Once sponsors have gotten that right, and only then, can they legitimately embed their product and message into that experience, and begin reaping the benefits.Head start
It's true that if you're talking about passions in a South African sense, sport has a head start on the arts. At least it is true on the face of it. Delve a little deeper into the traditions and customs of South Africans and you'll quickly see that while spectator sport is a diversion and a hobby about which people feel strongly, the arts is more fundamental to the fabric of who we are.
Story-telling, dance, poetry, and music is the way we have shared our experiences over the years, and the way millions of youngsters shape their identity and learn their heritage. It's isn't surprising that one of the fastest growing pasttimes in South Africa isn't soccer, rugby or road-running. It is performance poetry - edgy, creative, bold and full of attitude, today's poets are the leading voices of a generation who are taking control of their own destinies.
Creativity equals authenticity. The experience of being part of creative expression - as performer or audience or that joyous middle where the lines blur - provides an entry to the heart of South Africans that too few of our brands recognise. A staggering 43% of adult South Africans maintain that they feel more positively toward a company that sponsors the arts, according to BMI. That's a significant amount of untapped goodwill in the marketplace.

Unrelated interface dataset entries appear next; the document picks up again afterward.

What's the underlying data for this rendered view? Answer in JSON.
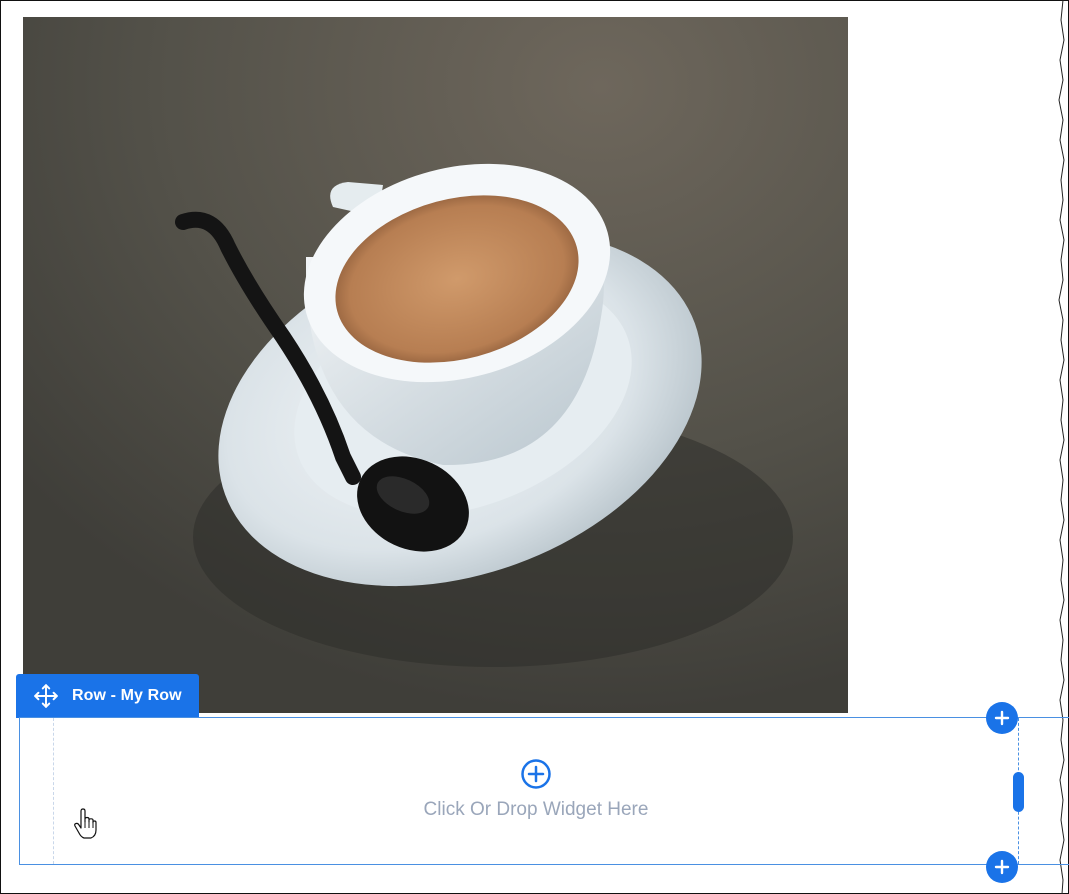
{
  "row": {
    "tab_label": "Row - My Row",
    "drop_zone_text": "Click Or Drop Widget Here"
  },
  "image": {
    "subject": "espresso-cup-on-saucer-with-spoon"
  },
  "colors": {
    "accent": "#1a73e8",
    "drop_text": "#9aa6ba",
    "border": "#4a90e2"
  },
  "icons": {
    "move": "move-icon",
    "add_widget": "add-widget-icon",
    "add_row_top": "plus-icon",
    "add_row_bottom": "plus-icon",
    "cursor": "hand-pointer-icon"
  }
}
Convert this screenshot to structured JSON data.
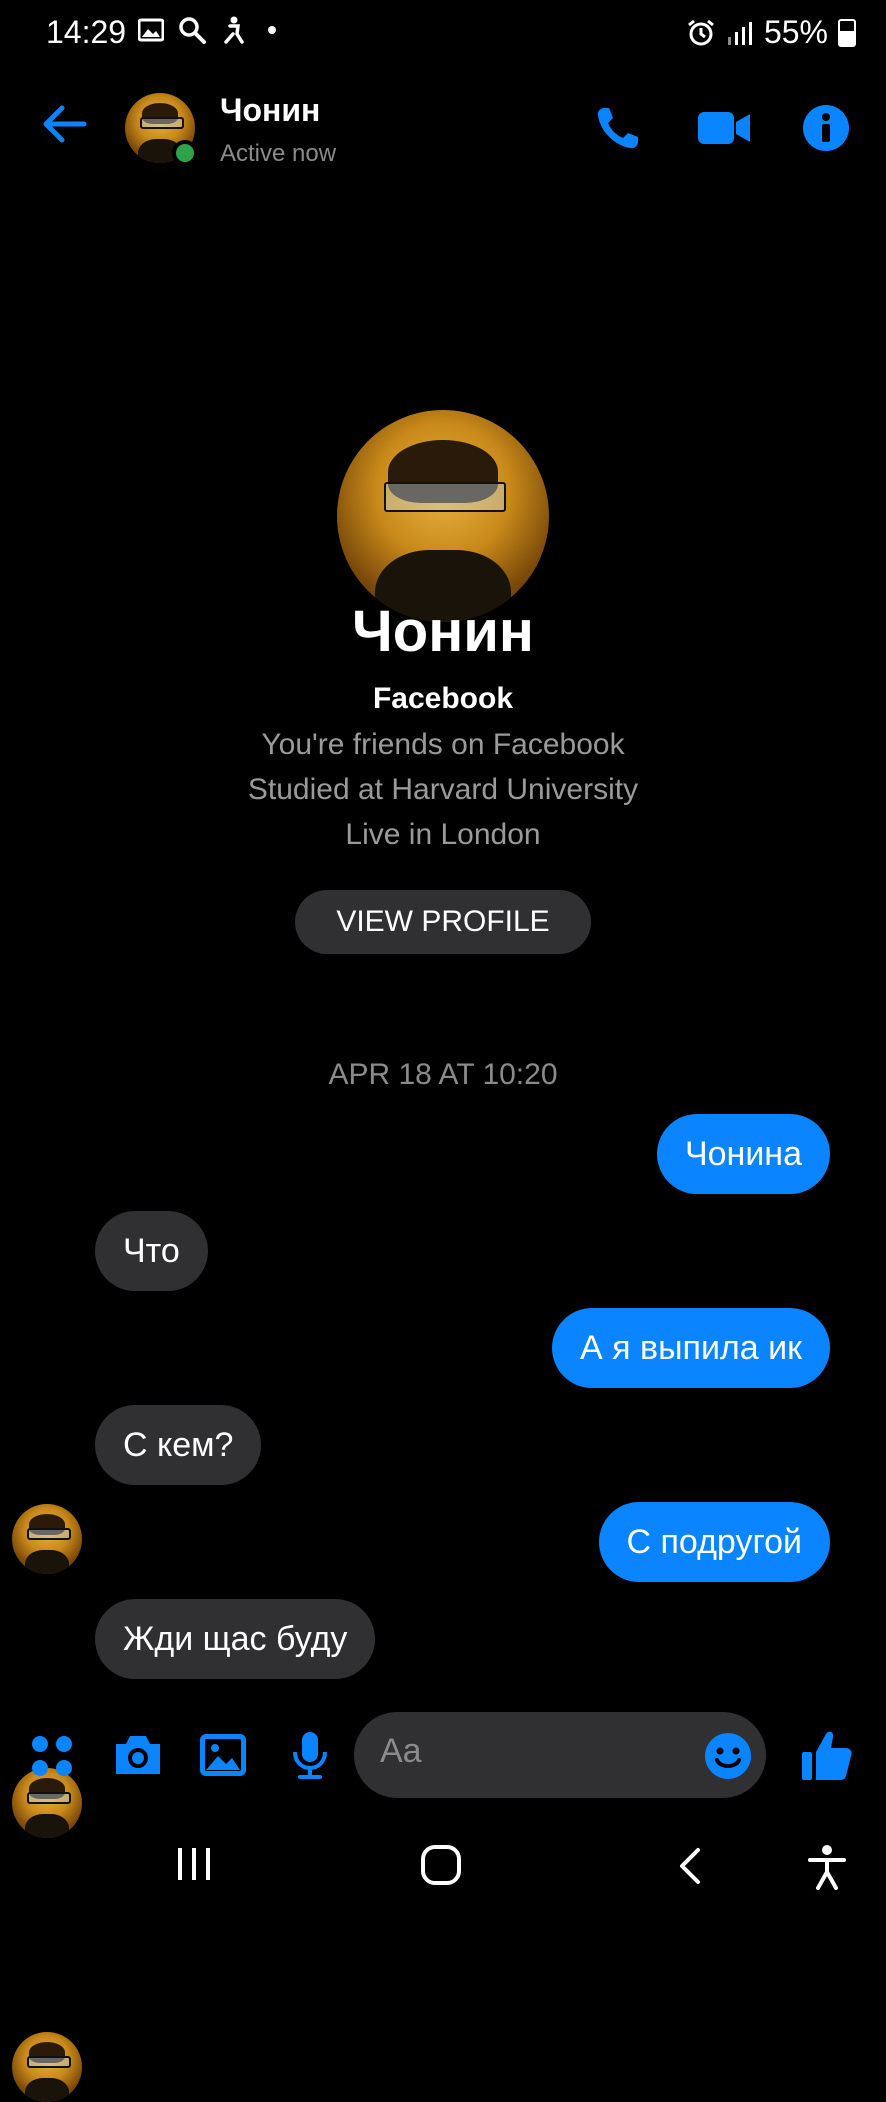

At the world's leading annual sponsorship conference hosted by IEG in Chicago, trends are detected a couple of years before they become apparent. In 2007, the conference repeated a mantra that is only now, in the context of the credit crunch, beginning to make sense. “The next big thing,” IEG said, “is a million little things.”Fragment
In other words, as consumers fragment themselves into smaller and smaller communities, become more inward looking and respond only to those things that have a direct impact on their lives, marketers need to avoid the “one size fits all, big bang” sponsorship that shouts loudly but speaks to no-one. Instead of the shotgun, a carefully aimed rifle is needed.
Consumers have changed over the years. Today they cynically reject the notion that big brands are better simply because they are big brands. Seeing your logo plastered around a sports ground doesn't make anyone rush out to try what you're selling for the first time, and in a stadium environment there are few opportunities to engage and “close the deal”.
Advocates of the shotgun-style of wallpapering a stadium or team argue that it is about getting your brand out there. In the '90s, when “brand awareness” was the buzzword that would have been a sensible strategy. Today, “brand awareness” doesn't necessarily translate into “brand consumption” or even “goodwill toward brand”.
In fact, given the rising cynicism of consumers and the economic climate, a show-offy big bang approach to sponsorship is just as likely to backfire and cause resentment among consumers. Want to belong
More than ever consumers want to belong (witness the rise of social media - Twitter, YouTube, Facebook - they're all enablers of one-to-one communication and building micro communities), consumers want to care and think deeply about the world around them and relate to leaders who don't patronise them (Barrack Obama). They crave authenticity, community and the human touch in a world where they are increasingly alienated from the economy, politicians and their neighbours.
And where are they more likely to find those authentic, genuine connections - as one of 70 000 people at Newlands, or in a quiet, darkened theatre experiencing an intimate, goose bump-inducing moment of magic? In part two, I'll take a look at how a tiny slice of your sports budget can make a massive impact in the arts world.